Gather all lines in the entries below that include the word "author".

### Data for review ###

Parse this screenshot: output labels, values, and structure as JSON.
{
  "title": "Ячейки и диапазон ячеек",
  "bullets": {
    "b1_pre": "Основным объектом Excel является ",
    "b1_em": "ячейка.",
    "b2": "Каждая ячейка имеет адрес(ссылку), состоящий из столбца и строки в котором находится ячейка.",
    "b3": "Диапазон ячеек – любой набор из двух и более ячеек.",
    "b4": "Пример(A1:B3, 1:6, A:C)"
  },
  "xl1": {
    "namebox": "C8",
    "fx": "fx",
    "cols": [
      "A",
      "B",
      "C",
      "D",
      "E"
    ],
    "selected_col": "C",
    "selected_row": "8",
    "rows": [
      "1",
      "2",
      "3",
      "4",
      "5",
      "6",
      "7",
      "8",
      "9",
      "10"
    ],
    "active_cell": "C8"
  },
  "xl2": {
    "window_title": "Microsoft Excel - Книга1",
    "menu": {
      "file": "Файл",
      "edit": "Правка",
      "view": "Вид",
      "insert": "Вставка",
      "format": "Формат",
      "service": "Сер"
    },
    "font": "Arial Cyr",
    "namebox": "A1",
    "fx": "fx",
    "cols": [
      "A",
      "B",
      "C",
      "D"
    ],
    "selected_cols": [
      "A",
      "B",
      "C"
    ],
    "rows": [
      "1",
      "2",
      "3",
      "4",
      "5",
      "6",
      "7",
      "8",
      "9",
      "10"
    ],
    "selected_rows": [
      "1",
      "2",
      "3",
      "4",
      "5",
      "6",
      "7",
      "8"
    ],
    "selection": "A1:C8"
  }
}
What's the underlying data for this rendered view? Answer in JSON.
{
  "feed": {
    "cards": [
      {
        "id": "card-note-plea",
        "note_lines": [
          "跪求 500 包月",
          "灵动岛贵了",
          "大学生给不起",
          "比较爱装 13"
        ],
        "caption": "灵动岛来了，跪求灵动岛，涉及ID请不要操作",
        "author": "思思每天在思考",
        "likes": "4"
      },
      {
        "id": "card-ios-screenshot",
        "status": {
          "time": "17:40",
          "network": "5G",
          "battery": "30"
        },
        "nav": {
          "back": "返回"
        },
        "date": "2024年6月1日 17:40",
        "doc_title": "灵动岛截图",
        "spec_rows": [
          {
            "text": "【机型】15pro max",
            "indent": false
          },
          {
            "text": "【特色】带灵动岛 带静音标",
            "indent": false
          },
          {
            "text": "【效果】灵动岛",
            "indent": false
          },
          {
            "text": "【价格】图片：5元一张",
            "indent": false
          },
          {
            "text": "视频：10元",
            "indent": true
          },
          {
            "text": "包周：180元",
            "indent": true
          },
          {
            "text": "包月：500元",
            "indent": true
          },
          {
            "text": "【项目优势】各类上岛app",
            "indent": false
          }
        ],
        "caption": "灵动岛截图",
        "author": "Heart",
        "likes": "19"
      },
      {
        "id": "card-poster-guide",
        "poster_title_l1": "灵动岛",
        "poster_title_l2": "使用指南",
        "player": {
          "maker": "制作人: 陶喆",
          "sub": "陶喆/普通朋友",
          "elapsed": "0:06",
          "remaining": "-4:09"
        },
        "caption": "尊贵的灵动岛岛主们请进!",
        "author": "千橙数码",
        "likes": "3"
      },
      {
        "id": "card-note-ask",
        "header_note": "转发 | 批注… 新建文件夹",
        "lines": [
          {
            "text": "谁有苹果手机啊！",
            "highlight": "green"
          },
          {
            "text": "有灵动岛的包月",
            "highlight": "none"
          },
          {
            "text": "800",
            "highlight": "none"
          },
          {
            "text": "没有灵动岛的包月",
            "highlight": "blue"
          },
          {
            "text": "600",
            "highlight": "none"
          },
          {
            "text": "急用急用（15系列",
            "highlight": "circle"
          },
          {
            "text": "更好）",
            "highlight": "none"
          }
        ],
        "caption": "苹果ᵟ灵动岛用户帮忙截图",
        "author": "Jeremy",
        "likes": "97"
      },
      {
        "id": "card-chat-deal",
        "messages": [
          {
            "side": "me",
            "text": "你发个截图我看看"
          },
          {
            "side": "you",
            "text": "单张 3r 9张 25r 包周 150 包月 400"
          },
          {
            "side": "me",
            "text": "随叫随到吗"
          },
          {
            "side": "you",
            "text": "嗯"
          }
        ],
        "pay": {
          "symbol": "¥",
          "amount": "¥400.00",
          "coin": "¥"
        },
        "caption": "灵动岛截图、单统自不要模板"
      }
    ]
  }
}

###

Task answer>
        "author": "思思每天在思考",
        "author": "Heart",
        "author": "千橙数码",
        "author": "Jeremy",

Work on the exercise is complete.